This carry case is a green padded nylon material with a zipper top and 4 Alice clips for attachment to a sniper rifle case.
|May 17th, 2020, 11:49 AM||#10|
Since their invention in the first half of the 19th century, binoculars have played a critical role in many tactical military operations. It has only been in the last decade, however, that U.S. Army binoculars have been optimized to meet the unique needs of individual warfighters.
“Before 2000, the Army considered binoculars to be a ‘one size fits all’ type of item,” per Barbara Muldowney, deputy product manager for Individual Weapons within the program executive office—Soldier. “And that’s pretty hard to do. But after 2000, the Army decided that they needed mission-specific binoculars.”
“The M22 was too large to meet the needs of all warfighters. As a result, the Army procured a smaller version of the binocular system, which has been designated as the M24 mini binocular. The M24 is tiny and just fits in the pocket of the BDUs or ACUs. The first ones came out in 2005.”

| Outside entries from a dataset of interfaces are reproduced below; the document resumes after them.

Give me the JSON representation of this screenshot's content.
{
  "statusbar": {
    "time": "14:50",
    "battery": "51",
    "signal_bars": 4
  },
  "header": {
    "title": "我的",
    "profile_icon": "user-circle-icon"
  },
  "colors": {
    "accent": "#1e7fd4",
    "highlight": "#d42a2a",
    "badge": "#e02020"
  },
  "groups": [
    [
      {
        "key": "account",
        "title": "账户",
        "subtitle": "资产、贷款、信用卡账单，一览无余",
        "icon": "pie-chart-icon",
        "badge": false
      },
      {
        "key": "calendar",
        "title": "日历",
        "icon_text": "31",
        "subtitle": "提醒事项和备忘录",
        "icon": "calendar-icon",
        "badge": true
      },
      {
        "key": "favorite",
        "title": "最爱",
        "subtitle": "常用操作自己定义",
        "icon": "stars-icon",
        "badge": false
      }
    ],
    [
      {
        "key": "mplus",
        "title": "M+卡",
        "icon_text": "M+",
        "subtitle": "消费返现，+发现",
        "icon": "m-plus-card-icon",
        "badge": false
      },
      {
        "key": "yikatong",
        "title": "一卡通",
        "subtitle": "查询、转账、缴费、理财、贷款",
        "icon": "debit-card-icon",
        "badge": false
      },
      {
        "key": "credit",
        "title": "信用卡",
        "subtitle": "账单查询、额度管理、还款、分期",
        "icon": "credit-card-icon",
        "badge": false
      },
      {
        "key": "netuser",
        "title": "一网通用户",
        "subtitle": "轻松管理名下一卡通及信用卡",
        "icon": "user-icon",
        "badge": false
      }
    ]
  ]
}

Although smaller (5.31 inches x 4.92 inches x 2.68 inches) and lighter (1.26 pounds) than the M22, the M24 provides the same 7X magnification with a 28 mm objective lens diameter, but less light gathering capabilities than the M22. Northrop Grumman Corporation is also the prime contractor of the M24 system.
This 7x30 power M24 mini-binocular is made by Northrop-Grumman/Fuji. It also has coated front lenses like the M22 thus Kill flash is desirable. The rubber extension at the eye piece can be rolled back if you are wearing glasses.
This carry case is forest green camouflage nylon with zipper top and MOLLE attachments on the back. There is a strap over the top with a Velcro attachment.
This concludes the binocular portion of my spotting optics thread. The photos were taken some time ago and I’ve worked on this presentation for the last two days. Next will be the spotting scopes portion, maybe next weekend. Here is a tease photo for it.
Last edited by Cowtownscout; May 18th, 2020 at 06:14 AM.
|May 18th, 2020, 05:03 AM||#11|
Join Date: Jan 2017
Location: No. VA
Good gosh(!), what an awesome visual display/interesting post of US military binoculars from basically the beginning.
Many thanks(!), that is an impressive collection and I really appreciate the historical info you included.
I have only a half-dozen or so military binoculars but I need 2 of them to be serviced (please send me a PM if you have any recommendation for servicing).
One thing I have not fully understood is why there are two versions of the military 'M22' binoculars. The history of the original Steiner 7x-50mm (with green rubberized finish) is well documented as noted in your post (being adopted in 1987/89), but what is not well documented is the Fujinon-made M22 binoculars with black finish. It has the same 7x50mm size, and the NSN was introduced in July 1992. (NSN: 1240-01-361-1318) https://www.armyproperty.com/nsn/1240-01-361-1318
I have both the Steiner M22 and the Fujinon military M22, but I need soft cases for both of mine (any tips re NSNs or where I could find them is appreciated). Attached is a pic of a USMC spotter with the black Fijinon M22, and two pics of my specimen (supposedly "from the early 1990s" based on the font style), which has the ARD covers.
Anyhow, very informative post, thanks for all that work posting it(!)
Last edited by Random Guy; May 19th, 2020 at 03:45 AM.
|May 18th, 2020, 05:46 PM||#12|
Join Date: Aug 2009
Ok darn it CTS,,, just where da heck is your museum??? I gotta get there this summer....
Awesome collection, Awesome writeup!!!
|May 18th, 2020, 06:37 PM||#14|
Join Date: Feb 2019
Location: Will Co. Illinois
Cowtown, would love to see the telescope mounted on the Pennsylvania long rifle! Great write up, much appreciated and the Cowtown Museum sounds like a must.